- [WHAT THE TASK REQUIRES]
The data must be reproduced verbatim; images are to be omitted.

*-*-*

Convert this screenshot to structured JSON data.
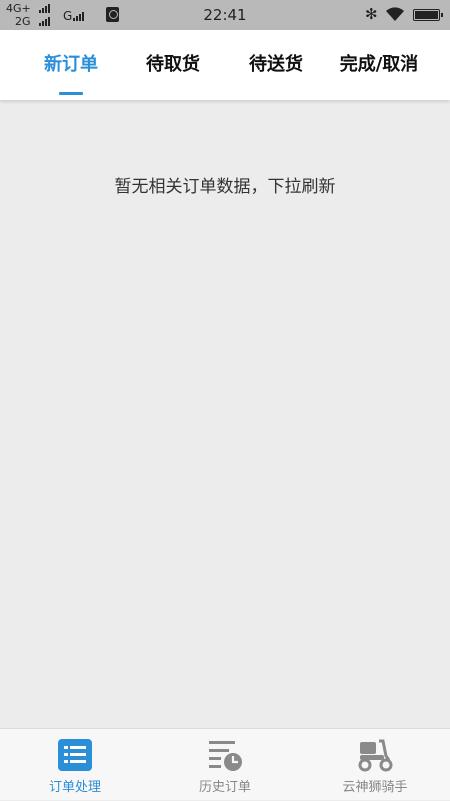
{
  "status_bar": {
    "network_top": "4G+",
    "network_bottom": "2G",
    "network_g": "G",
    "time": "22:41",
    "bluetooth_symbol": "✻"
  },
  "tabs": [
    {
      "label": "新订单",
      "active": true
    },
    {
      "label": "待取货",
      "active": false
    },
    {
      "label": "待送货",
      "active": false
    },
    {
      "label": "完成/取消",
      "active": false
    }
  ],
  "empty_message": "暂无相关订单数据，下拉刷新",
  "bottom_nav": [
    {
      "label": "订单处理",
      "icon": "order-list-icon",
      "active": true
    },
    {
      "label": "历史订单",
      "icon": "history-icon",
      "active": false
    },
    {
      "label": "云神狮骑手",
      "icon": "scooter-icon",
      "active": false
    }
  ],
  "colors": {
    "accent": "#2b8fd8",
    "background": "#ececec",
    "inactive_nav": "#888888",
    "status_bar": "#b9b9b9"
  }
}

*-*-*

- [YOUR SOLUTION]
Convert this screenshot to structured JSON data.
{
  "status_bar": {
    "network_top": "4G+",
    "network_bottom": "2G",
    "network_g": "G",
    "time": "22:41",
    "bluetooth_symbol": "✻"
  },
  "tabs": [
    {
      "label": "新订单",
      "active": true
    },
    {
      "label": "待取货",
      "active": false
    },
    {
      "label": "待送货",
      "active": false
    },
    {
      "label": "完成/取消",
      "active": false
    }
  ],
  "empty_message": "暂无相关订单数据，下拉刷新",
  "bottom_nav": [
    {
      "label": "订单处理",
      "icon": "order-list-icon",
      "active": true
    },
    {
      "label": "历史订单",
      "icon": "history-icon",
      "active": false
    },
    {
      "label": "云神狮骑手",
      "icon": "scooter-icon",
      "active": false
    }
  ],
  "colors": {
    "accent": "#2b8fd8",
    "background": "#ececec",
    "inactive_nav": "#888888",
    "status_bar": "#b9b9b9"
  }
}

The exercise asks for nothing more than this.